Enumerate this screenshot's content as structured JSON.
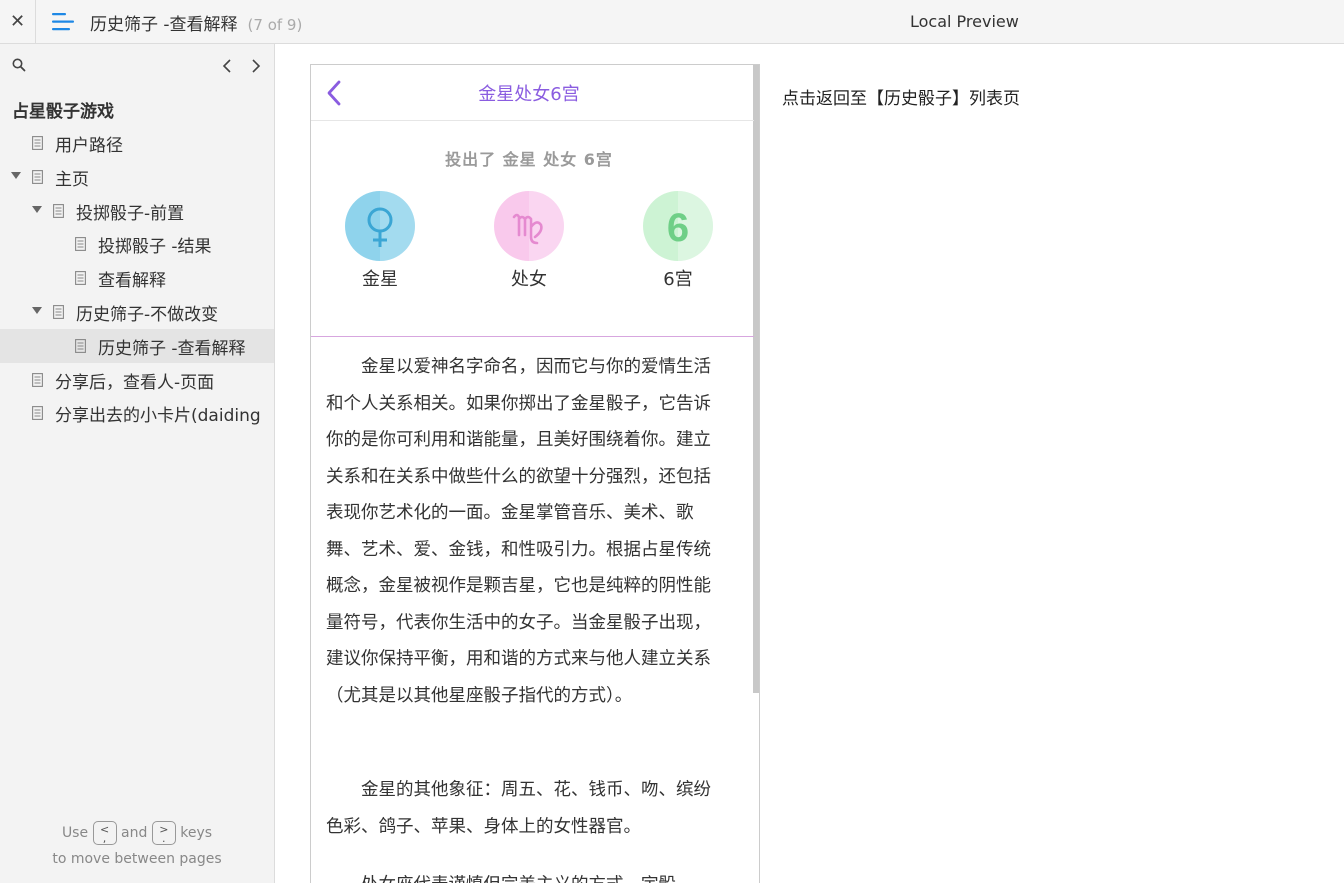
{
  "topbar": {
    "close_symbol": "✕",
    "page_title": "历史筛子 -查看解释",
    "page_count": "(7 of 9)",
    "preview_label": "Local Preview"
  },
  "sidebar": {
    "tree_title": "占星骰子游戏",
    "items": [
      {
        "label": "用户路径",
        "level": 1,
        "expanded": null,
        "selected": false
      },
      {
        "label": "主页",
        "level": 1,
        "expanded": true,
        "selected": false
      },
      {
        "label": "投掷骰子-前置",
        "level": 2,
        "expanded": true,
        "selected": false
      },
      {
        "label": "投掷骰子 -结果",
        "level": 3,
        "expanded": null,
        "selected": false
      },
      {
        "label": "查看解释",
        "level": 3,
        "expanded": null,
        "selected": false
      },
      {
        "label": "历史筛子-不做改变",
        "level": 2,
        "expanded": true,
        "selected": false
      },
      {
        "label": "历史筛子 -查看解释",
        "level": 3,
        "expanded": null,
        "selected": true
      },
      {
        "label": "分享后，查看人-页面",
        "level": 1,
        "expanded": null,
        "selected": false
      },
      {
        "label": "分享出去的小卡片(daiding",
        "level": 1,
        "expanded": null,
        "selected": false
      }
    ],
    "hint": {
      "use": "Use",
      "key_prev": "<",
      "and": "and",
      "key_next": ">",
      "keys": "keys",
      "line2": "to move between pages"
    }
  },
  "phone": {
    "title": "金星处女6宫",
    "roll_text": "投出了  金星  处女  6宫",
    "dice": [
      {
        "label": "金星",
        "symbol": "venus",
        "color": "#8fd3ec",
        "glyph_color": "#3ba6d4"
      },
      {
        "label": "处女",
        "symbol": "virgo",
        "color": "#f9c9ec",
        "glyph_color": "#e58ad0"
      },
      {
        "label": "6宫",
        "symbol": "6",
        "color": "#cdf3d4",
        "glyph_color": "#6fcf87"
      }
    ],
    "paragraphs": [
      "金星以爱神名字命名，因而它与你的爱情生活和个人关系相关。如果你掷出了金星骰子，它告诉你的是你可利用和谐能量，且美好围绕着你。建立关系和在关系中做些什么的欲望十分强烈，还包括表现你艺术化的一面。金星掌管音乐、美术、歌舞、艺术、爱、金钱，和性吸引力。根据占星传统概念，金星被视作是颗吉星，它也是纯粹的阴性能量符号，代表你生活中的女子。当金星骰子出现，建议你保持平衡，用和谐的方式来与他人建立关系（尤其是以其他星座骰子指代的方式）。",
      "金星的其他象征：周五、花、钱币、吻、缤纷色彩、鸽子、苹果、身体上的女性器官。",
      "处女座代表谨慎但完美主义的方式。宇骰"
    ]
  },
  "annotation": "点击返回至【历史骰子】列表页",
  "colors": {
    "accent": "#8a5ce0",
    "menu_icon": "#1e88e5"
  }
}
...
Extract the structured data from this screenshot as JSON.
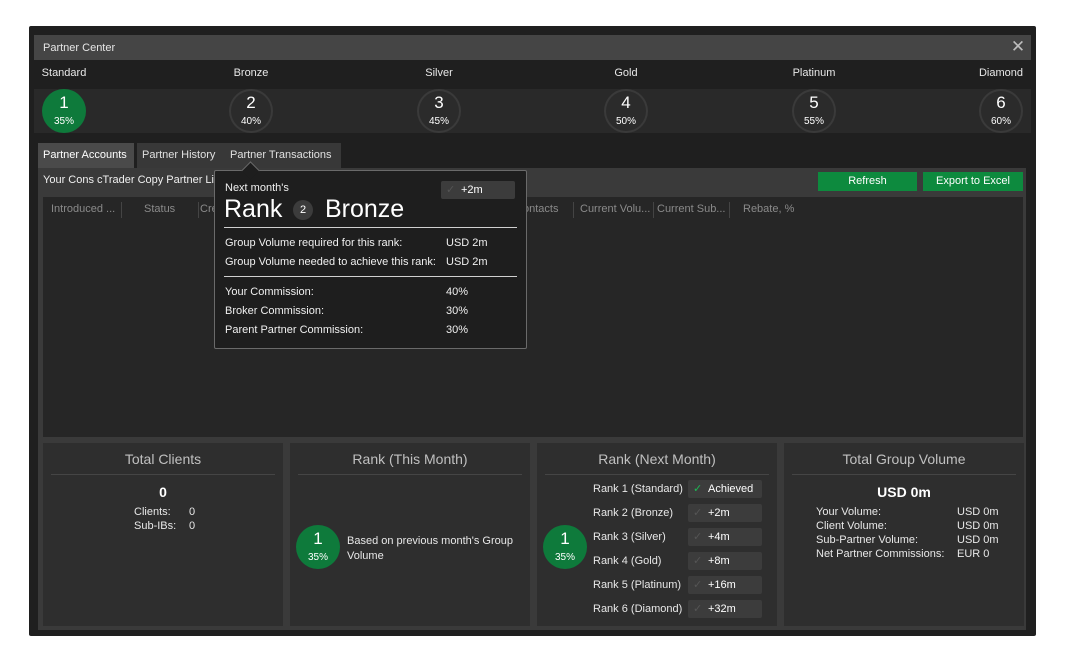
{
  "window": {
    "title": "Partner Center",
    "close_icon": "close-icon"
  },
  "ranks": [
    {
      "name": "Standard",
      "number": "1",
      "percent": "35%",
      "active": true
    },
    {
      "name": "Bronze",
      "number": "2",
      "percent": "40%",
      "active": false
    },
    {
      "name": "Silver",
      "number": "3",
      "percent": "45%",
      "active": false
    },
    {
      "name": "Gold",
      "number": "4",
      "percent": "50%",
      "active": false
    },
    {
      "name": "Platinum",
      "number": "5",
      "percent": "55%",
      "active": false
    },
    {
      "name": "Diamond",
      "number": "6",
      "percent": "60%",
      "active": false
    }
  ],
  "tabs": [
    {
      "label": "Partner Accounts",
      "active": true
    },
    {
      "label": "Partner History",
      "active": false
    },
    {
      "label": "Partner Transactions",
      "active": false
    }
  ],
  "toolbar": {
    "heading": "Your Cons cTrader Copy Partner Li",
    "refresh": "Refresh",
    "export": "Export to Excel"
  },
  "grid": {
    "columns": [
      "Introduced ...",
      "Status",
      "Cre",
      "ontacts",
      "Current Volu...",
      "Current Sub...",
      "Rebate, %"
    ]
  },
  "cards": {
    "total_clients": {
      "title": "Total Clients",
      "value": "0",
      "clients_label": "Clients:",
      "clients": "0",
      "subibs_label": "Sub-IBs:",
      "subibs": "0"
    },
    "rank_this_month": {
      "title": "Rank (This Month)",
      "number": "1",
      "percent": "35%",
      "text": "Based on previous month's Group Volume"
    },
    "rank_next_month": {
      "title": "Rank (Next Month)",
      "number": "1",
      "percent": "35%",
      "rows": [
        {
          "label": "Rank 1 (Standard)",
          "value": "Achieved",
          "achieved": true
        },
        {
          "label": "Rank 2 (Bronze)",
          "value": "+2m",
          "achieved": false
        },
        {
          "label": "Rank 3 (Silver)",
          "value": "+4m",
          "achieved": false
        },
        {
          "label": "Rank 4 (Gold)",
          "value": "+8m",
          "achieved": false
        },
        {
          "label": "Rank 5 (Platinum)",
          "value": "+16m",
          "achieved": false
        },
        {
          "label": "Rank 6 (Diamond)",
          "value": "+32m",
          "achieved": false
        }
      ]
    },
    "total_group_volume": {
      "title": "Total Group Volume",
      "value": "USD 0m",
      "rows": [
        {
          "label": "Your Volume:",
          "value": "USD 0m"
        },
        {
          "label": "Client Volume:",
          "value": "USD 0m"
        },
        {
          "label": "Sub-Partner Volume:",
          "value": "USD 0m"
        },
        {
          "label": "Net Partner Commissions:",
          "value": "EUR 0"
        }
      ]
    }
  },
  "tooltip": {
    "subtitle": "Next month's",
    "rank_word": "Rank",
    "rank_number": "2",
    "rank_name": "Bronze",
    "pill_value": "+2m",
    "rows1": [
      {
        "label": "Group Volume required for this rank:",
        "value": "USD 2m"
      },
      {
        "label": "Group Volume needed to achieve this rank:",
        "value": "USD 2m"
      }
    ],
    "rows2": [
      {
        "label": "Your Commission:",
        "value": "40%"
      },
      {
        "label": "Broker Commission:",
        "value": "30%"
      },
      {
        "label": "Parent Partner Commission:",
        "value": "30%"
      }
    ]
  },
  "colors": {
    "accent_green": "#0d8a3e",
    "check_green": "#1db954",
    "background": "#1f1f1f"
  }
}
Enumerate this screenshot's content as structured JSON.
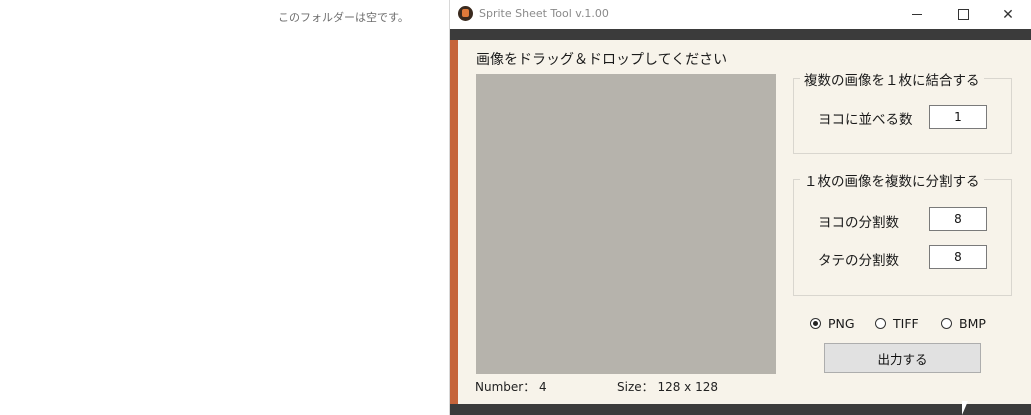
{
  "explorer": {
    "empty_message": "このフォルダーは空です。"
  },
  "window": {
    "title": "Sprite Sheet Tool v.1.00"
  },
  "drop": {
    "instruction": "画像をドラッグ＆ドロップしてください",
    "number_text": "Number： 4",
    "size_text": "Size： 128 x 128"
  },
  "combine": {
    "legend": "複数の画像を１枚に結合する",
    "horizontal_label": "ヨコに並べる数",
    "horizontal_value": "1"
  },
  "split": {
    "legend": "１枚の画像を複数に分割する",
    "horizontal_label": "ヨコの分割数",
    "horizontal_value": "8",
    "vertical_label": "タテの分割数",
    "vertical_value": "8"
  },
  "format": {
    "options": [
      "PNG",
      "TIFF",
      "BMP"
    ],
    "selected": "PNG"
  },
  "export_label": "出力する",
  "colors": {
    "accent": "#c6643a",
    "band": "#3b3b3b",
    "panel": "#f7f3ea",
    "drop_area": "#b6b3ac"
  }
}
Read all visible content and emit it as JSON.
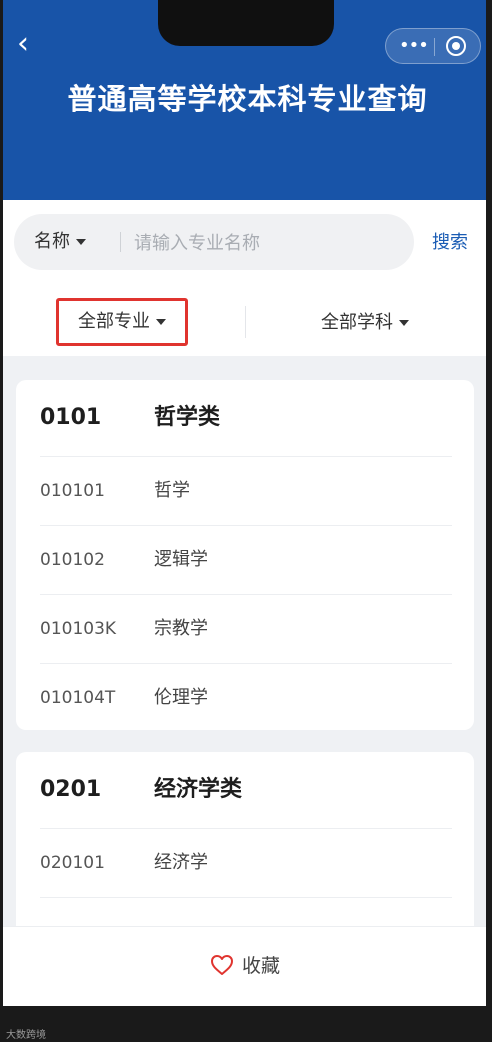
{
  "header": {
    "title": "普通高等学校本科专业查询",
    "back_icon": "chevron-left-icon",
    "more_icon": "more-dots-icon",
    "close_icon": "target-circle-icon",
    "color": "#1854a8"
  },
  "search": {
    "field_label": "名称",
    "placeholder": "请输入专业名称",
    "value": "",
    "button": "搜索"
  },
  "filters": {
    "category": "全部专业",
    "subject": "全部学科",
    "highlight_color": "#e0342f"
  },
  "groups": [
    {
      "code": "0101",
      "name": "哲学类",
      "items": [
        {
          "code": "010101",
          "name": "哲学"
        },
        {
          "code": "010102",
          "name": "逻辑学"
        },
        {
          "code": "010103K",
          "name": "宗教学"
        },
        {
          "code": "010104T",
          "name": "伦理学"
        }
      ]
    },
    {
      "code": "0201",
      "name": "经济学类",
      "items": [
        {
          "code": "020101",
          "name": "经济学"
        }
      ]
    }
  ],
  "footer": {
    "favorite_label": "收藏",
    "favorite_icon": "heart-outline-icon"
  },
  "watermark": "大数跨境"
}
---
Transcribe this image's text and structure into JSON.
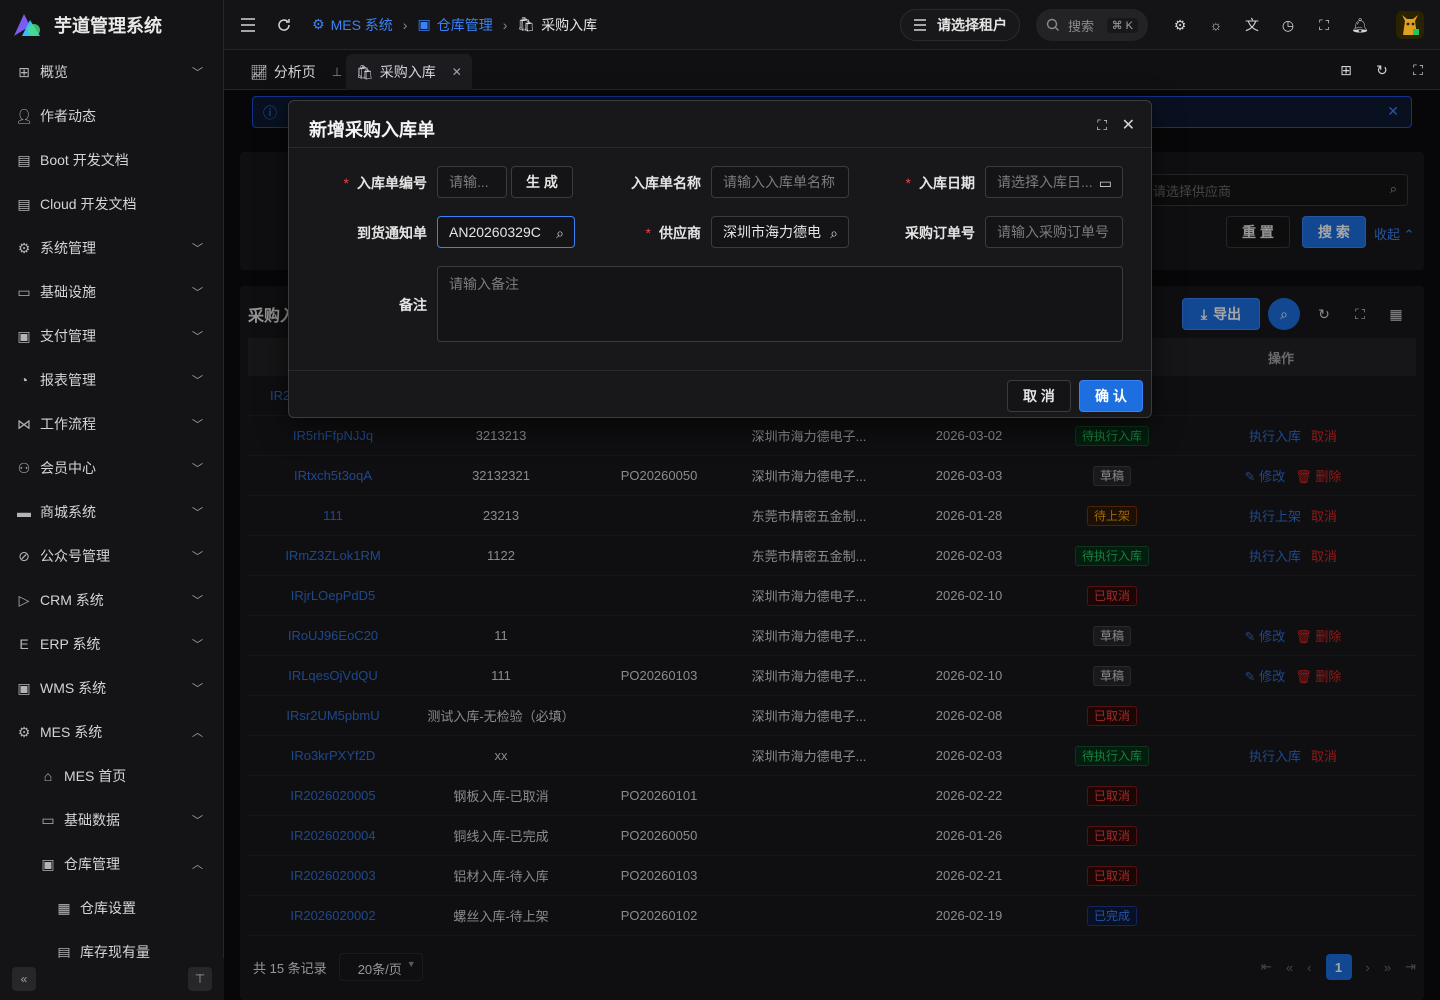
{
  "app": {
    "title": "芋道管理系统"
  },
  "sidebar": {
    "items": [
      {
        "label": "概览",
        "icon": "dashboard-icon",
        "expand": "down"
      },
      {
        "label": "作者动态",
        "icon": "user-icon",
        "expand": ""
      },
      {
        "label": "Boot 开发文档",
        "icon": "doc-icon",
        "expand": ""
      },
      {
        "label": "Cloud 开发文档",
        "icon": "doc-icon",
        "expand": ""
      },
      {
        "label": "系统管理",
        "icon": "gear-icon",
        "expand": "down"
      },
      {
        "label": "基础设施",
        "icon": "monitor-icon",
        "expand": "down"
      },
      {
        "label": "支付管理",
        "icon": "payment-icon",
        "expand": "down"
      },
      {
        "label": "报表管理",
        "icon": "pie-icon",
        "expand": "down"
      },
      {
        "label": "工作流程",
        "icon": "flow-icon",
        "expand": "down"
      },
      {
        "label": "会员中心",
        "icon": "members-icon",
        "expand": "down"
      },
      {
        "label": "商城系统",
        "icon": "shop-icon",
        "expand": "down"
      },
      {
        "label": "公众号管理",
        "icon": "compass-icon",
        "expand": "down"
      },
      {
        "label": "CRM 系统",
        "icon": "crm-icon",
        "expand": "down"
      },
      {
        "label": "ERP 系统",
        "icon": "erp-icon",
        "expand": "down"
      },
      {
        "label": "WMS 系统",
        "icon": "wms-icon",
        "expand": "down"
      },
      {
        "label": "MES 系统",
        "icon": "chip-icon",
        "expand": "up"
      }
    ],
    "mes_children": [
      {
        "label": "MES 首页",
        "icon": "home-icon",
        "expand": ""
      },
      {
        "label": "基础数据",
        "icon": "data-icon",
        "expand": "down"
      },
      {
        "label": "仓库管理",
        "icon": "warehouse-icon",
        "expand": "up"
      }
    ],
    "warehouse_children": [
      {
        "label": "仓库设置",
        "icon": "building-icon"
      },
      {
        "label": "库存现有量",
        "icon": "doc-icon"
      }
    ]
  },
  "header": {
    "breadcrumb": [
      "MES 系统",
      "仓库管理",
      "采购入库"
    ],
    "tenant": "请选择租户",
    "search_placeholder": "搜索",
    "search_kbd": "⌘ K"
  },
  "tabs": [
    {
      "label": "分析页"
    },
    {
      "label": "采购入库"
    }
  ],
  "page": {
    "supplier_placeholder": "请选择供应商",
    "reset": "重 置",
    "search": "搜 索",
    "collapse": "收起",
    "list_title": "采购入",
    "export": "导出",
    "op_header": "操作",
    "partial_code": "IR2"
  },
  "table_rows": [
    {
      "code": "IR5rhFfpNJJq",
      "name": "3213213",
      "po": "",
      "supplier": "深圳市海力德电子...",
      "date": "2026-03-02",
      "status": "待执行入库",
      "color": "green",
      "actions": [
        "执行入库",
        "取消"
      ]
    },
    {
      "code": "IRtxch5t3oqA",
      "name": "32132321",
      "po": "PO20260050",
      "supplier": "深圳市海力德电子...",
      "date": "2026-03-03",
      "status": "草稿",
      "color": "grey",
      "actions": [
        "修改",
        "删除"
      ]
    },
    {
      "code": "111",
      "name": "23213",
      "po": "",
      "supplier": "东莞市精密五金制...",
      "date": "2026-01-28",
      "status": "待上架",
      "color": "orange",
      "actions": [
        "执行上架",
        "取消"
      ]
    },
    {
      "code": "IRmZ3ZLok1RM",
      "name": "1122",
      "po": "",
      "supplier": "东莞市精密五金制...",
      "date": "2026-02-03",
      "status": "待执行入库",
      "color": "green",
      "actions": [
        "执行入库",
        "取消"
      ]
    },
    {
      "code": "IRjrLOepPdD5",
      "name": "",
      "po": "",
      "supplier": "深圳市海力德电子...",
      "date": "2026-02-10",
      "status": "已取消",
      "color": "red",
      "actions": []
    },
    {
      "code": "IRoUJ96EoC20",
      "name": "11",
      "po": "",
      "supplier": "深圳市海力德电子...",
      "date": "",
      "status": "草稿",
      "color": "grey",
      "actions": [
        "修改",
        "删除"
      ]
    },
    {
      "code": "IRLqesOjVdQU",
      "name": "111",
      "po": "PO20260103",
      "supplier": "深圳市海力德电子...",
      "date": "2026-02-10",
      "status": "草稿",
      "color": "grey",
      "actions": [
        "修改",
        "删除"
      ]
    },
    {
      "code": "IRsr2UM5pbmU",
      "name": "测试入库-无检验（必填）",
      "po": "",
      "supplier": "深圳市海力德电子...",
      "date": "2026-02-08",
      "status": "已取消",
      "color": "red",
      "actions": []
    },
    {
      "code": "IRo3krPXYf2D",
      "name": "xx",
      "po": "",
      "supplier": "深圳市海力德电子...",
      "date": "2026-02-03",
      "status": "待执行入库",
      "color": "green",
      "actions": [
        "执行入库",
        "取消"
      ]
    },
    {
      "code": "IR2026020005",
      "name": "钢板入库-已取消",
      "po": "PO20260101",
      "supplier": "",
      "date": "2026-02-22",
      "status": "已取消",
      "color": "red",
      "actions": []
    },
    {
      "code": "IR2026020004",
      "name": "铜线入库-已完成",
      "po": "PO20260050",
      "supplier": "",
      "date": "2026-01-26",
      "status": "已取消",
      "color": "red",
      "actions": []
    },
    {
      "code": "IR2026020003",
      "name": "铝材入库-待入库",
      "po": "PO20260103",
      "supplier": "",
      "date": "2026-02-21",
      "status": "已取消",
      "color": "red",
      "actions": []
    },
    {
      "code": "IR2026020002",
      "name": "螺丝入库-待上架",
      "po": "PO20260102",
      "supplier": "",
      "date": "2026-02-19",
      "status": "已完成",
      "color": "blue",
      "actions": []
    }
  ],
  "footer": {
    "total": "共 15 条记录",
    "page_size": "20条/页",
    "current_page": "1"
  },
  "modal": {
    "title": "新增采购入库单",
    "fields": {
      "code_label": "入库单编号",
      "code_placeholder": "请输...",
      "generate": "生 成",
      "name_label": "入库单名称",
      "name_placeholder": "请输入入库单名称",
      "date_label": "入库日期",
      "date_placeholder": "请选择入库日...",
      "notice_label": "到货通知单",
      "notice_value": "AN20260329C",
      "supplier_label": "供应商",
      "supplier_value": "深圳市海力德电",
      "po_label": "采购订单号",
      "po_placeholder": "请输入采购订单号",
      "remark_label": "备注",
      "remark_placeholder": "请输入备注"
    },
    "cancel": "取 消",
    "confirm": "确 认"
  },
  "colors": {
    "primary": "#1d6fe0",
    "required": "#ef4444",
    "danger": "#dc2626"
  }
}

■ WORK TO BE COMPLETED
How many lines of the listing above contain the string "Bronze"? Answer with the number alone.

■ OUTPUT FOR THIS TASK
3